• [Instructions to follow]
Scan the entries below for the word "Texto" and copy every line in which it occurs.

──────── Information shown

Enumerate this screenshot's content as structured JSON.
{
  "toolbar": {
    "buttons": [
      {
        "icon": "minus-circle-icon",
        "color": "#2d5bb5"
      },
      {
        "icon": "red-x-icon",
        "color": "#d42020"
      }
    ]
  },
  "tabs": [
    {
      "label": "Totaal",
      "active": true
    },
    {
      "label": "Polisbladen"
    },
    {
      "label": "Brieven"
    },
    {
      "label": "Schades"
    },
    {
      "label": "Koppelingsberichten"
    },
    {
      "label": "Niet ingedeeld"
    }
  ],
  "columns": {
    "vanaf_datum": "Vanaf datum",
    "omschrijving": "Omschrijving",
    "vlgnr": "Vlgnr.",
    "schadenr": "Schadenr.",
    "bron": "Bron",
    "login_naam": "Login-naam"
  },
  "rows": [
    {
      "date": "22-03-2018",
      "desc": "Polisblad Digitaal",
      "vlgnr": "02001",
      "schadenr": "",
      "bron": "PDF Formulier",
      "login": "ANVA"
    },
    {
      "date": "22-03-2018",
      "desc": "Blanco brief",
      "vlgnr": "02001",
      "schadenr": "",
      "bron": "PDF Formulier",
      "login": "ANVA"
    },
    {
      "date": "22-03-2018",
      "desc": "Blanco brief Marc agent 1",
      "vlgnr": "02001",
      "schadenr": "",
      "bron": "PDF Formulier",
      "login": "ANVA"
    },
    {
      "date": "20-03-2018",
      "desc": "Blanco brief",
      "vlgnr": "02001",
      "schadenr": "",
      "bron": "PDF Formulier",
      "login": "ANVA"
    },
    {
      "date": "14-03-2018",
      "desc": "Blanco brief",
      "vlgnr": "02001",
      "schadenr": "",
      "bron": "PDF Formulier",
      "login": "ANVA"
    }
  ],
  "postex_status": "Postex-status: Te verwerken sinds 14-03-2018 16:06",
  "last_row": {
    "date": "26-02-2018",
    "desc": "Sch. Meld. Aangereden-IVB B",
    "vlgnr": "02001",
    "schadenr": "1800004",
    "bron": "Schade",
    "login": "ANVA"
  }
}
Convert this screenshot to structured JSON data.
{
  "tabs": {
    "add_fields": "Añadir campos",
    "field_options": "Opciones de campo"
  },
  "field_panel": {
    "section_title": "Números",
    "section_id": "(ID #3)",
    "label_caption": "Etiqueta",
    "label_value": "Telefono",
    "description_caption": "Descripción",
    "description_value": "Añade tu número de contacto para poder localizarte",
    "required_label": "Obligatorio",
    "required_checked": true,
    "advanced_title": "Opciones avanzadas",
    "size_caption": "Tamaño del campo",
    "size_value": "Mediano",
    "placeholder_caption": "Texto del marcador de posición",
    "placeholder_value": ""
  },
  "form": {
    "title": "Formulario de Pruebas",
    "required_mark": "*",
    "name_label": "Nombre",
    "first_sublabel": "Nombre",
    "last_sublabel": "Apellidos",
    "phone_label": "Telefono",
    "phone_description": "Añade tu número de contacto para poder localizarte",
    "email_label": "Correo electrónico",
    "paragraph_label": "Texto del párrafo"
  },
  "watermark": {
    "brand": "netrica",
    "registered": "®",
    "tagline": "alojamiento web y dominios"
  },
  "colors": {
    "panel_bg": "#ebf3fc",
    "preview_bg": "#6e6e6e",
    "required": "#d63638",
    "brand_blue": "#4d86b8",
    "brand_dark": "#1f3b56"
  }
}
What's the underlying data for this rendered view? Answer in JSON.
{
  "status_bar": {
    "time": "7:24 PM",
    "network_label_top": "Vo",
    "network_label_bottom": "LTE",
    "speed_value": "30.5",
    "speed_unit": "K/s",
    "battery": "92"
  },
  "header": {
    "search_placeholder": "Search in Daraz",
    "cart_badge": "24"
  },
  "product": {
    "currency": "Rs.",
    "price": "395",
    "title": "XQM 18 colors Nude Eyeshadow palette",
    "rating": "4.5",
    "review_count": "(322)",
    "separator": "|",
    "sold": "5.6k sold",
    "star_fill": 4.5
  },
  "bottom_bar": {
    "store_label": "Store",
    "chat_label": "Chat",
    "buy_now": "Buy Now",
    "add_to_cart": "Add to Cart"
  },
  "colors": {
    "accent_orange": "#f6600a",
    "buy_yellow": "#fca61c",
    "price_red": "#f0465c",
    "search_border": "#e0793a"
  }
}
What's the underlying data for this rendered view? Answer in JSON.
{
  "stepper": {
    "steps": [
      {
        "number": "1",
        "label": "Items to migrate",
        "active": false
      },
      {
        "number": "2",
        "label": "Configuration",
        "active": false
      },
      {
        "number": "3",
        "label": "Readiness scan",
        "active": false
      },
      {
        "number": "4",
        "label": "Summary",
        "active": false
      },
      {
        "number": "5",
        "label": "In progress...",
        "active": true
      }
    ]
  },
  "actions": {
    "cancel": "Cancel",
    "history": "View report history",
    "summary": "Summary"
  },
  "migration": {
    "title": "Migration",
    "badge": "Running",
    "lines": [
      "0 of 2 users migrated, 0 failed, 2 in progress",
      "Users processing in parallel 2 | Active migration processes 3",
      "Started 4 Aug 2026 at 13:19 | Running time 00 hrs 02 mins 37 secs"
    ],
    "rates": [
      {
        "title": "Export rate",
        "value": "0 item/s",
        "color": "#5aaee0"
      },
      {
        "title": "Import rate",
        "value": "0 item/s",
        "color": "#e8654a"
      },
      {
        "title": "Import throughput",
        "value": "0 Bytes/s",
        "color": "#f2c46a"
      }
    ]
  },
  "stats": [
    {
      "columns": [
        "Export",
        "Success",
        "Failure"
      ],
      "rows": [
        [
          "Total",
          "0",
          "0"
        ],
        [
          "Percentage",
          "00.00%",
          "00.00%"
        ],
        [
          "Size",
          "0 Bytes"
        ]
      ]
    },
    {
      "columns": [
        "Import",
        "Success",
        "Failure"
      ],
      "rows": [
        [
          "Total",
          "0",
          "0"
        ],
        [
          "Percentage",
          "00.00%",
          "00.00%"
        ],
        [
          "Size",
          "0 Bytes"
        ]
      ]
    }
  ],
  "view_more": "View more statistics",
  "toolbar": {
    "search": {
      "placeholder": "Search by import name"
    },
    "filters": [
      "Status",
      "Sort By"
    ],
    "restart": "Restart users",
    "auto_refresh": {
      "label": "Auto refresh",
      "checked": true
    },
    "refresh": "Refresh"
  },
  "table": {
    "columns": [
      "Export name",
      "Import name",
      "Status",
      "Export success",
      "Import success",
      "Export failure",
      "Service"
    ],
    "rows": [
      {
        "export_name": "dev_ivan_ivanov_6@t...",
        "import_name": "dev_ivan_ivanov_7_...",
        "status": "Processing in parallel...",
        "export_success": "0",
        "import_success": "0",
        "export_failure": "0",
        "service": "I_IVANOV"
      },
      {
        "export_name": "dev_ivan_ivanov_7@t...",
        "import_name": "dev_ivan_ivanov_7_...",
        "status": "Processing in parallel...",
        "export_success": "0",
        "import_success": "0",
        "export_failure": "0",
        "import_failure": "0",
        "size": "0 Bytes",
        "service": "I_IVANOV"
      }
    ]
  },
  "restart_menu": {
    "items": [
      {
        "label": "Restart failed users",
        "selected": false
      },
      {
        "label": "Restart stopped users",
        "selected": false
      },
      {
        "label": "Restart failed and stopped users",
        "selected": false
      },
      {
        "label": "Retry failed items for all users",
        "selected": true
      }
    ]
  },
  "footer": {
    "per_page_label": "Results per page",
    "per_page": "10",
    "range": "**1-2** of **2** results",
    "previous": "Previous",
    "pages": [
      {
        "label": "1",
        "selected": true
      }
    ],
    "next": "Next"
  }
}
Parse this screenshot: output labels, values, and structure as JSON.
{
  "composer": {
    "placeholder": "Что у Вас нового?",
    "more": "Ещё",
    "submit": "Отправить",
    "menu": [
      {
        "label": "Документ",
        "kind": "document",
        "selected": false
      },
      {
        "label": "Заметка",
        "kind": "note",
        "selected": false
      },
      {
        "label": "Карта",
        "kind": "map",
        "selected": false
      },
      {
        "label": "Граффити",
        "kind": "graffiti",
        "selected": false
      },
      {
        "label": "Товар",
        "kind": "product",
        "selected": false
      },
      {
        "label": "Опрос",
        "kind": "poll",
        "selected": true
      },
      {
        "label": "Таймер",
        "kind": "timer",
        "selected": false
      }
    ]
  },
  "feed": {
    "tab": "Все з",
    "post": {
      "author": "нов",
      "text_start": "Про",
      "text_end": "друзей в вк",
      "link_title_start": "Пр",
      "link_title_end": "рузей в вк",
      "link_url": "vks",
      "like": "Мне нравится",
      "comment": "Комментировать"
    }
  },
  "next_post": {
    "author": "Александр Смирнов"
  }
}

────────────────

• [Output of the exercise]
    "placeholder_caption": "Texto del marcador de posición",
    "paragraph_label": "Texto del párrafo"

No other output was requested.